**MDPI and ACS Style**

Haddouche, M.; Martini, F.; Chaouch, M.; Ilinca, A.
Thermo-Hydric Study of Wood-Based Materials under Thermal Comfort Conditions. *Materials* **2024**, *17*, 1177.
https://doi.org/10.3390/ma17051177

**AMA Style**

Haddouche M, Martini F, Chaouch M, Ilinca A.
Thermo-Hydric Study of Wood-Based Materials under Thermal Comfort Conditions. *Materials*. 2024; 17(5):1177.
https://doi.org/10.3390/ma17051177

**Chicago/Turabian Style**
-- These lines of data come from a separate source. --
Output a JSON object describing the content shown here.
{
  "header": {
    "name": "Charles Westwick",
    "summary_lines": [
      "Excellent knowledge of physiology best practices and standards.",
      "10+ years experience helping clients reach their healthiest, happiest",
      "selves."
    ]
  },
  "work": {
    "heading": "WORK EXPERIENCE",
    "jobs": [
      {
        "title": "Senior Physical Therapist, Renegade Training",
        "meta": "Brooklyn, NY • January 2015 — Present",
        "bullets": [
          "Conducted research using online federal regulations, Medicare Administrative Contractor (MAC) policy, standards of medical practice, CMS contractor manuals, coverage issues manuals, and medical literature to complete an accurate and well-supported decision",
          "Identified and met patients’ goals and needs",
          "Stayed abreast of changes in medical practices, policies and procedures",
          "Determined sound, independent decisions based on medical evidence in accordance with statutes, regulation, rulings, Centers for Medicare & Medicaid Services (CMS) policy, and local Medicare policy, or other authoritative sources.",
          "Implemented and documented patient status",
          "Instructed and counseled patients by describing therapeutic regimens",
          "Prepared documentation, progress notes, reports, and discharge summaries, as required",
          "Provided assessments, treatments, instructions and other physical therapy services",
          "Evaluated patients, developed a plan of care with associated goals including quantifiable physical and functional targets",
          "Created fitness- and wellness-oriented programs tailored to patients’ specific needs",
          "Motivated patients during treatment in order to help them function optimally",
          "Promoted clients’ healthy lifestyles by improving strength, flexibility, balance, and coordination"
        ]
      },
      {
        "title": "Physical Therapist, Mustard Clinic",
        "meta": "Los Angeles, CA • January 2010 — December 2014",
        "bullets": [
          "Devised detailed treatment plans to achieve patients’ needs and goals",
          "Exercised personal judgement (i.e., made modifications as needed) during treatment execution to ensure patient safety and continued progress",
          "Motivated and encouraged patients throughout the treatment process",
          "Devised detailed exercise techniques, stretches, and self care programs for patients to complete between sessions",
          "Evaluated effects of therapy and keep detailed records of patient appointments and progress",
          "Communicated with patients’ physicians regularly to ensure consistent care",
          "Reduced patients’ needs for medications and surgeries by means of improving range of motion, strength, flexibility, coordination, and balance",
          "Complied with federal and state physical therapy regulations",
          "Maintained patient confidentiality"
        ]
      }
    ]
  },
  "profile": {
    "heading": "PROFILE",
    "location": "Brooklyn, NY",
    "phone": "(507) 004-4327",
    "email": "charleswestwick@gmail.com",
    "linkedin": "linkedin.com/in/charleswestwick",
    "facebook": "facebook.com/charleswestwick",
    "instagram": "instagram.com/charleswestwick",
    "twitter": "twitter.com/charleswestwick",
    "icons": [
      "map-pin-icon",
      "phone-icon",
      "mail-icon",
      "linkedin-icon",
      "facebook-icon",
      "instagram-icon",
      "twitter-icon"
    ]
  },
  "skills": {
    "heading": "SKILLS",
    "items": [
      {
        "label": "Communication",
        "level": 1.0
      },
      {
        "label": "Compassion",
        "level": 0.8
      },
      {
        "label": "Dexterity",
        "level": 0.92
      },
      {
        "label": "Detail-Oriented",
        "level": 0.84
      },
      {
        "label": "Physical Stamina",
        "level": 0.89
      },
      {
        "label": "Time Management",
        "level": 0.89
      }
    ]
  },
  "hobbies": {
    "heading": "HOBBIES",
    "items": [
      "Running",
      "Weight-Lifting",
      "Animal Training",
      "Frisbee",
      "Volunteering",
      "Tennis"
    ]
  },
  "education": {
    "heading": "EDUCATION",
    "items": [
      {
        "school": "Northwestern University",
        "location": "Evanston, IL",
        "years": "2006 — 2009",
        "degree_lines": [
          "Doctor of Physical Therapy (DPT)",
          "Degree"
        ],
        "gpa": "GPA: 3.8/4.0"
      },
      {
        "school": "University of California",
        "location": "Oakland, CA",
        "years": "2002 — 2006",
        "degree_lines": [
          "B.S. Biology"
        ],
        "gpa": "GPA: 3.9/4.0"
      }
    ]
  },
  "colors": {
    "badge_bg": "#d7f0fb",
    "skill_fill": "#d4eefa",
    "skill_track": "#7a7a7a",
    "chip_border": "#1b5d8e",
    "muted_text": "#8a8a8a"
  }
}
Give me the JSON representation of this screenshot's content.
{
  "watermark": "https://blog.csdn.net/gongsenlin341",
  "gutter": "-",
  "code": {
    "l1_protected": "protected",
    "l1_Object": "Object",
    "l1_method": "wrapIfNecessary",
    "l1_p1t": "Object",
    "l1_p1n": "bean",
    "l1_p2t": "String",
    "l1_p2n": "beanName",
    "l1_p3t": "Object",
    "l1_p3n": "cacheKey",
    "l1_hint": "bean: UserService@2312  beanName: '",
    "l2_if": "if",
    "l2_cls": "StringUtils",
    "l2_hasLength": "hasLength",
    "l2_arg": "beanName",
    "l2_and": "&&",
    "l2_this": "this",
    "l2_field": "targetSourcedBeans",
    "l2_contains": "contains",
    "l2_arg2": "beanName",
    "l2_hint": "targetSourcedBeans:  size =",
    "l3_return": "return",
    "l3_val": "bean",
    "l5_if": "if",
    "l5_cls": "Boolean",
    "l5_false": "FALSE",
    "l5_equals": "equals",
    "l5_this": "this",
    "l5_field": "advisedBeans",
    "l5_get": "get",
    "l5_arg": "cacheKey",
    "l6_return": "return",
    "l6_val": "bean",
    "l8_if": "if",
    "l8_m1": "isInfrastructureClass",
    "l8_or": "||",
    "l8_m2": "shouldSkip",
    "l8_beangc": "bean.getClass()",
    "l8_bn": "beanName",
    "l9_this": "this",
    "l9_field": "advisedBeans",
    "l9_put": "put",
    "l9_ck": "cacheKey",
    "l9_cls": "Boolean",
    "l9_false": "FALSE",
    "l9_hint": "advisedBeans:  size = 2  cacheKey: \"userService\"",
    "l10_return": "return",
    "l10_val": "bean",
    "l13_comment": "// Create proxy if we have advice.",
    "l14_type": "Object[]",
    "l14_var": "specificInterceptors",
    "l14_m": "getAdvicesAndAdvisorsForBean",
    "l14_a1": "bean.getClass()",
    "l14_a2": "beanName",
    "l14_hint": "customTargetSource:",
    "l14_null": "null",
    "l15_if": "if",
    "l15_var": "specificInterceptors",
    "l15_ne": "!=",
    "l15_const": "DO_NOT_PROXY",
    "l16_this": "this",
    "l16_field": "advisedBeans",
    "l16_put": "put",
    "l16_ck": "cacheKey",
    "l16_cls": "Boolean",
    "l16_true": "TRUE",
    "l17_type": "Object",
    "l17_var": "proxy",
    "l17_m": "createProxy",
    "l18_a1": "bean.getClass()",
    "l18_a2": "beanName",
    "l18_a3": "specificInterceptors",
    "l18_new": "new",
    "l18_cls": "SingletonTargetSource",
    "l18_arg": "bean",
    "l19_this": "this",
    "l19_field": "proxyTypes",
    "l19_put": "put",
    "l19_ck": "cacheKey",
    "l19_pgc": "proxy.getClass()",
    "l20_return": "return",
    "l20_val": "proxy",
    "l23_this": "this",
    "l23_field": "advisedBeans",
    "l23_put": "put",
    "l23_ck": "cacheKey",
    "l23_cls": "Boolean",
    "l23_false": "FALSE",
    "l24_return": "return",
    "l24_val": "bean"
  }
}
Haddouche, Mohamed, Fahed Martini, Mounir Chaouch, and Adrian Ilinca.
2024. "Thermo-Hydric Study of Wood-Based Materials under Thermal Comfort Conditions" *Materials* 17, no. 5: 1177.
https://doi.org/10.3390/ma17051177